Below are some entries. Copy each line in them that holds "streaming".

──────────────────────────────

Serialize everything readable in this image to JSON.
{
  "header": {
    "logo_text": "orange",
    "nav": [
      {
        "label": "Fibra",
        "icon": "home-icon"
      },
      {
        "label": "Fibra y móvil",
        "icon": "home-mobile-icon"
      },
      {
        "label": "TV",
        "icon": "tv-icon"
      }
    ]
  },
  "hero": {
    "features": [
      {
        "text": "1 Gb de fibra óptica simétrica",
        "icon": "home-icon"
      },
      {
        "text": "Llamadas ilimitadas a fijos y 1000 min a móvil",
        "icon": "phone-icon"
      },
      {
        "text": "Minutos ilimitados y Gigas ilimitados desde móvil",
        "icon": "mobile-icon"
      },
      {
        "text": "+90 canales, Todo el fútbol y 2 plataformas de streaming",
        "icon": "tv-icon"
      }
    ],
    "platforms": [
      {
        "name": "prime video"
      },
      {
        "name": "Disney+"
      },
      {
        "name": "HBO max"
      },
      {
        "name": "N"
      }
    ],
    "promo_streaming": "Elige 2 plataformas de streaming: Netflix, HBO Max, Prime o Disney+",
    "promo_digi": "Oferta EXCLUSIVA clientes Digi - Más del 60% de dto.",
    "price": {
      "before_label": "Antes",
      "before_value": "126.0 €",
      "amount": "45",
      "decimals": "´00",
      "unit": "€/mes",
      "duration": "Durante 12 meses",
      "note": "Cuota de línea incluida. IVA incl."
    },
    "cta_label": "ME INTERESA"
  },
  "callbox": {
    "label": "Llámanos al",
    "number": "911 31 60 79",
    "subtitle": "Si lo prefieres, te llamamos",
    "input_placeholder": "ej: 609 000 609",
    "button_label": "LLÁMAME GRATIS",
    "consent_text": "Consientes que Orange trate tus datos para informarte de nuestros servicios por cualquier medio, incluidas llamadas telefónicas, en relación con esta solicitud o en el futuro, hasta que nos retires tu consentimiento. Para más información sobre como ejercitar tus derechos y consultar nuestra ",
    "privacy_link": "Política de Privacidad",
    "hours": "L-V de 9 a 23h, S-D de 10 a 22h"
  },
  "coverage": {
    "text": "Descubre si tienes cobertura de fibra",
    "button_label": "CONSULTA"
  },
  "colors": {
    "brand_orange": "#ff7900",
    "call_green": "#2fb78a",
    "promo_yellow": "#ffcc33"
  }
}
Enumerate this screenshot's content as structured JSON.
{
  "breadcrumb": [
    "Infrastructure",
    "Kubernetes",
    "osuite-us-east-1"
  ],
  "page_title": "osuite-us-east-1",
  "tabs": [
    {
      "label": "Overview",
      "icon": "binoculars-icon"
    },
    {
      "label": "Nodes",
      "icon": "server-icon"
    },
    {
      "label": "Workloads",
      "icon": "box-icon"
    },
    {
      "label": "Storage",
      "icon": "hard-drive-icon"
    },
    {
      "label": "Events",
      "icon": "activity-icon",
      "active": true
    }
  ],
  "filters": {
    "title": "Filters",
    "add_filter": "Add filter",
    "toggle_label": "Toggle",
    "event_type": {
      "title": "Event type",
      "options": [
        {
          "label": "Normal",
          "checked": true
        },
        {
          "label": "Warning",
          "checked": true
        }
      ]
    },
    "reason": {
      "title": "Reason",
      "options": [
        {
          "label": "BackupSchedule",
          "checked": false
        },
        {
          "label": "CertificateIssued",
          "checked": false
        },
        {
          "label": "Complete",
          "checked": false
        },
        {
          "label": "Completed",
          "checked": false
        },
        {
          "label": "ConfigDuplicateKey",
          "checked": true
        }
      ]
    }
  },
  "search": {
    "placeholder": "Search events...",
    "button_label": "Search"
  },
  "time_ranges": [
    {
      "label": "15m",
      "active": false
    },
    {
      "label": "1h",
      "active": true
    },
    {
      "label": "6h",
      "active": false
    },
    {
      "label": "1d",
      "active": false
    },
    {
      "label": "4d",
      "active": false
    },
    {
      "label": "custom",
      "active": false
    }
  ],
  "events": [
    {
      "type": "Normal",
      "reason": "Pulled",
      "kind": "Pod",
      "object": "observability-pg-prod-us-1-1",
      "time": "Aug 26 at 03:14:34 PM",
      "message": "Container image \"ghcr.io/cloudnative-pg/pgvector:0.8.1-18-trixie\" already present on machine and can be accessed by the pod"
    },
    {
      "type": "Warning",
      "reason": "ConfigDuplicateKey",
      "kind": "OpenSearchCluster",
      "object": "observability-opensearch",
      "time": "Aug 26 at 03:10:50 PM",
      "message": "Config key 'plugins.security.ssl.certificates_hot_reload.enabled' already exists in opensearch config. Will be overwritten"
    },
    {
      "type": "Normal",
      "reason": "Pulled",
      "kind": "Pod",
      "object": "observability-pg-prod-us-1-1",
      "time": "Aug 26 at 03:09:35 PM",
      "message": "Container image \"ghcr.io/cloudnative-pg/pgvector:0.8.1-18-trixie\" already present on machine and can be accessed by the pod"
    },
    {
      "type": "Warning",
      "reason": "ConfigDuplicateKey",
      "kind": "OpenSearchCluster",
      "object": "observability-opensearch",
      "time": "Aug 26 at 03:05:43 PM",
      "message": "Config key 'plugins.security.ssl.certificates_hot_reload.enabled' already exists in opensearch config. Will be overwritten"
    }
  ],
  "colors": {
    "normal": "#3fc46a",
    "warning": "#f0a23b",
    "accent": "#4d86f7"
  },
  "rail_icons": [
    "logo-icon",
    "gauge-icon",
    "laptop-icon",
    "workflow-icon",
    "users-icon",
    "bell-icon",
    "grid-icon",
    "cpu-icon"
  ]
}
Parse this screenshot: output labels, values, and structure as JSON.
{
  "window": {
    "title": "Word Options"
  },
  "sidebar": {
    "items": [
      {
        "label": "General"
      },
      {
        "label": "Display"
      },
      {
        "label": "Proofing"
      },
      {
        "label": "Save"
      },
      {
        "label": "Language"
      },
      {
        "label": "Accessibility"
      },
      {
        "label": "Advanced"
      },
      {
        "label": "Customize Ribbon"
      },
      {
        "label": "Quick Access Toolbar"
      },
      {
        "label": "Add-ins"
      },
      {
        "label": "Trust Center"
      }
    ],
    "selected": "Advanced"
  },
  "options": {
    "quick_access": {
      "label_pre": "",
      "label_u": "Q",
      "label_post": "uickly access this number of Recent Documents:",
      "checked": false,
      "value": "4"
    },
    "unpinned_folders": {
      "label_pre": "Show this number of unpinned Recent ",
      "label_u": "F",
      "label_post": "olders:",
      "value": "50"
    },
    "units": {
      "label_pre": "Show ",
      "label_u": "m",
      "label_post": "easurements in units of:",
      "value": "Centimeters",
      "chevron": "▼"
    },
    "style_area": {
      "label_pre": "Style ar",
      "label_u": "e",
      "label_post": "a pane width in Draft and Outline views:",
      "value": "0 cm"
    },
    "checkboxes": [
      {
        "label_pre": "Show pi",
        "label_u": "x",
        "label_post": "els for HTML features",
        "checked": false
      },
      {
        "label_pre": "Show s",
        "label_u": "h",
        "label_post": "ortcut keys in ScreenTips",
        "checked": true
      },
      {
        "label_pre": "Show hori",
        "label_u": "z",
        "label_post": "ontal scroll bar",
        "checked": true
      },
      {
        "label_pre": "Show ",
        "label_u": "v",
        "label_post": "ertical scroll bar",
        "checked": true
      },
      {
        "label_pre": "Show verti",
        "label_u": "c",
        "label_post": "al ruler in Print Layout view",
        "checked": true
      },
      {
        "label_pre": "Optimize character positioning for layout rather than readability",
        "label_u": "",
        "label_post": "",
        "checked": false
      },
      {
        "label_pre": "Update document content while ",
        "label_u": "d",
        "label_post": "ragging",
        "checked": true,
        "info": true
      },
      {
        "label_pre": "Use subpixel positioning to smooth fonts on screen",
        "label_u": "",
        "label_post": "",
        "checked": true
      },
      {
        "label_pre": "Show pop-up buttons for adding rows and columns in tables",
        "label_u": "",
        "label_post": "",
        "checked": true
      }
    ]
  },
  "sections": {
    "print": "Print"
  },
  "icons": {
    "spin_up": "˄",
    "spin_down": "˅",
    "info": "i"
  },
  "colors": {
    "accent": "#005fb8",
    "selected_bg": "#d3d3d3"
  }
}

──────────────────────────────

Solved problem
        "text": "+90 canales, Todo el fútbol y 2 plataformas de streaming",
    "promo_streaming": "Elige 2 plataformas de streaming: Netflix, HBO Max, Prime o Disney+",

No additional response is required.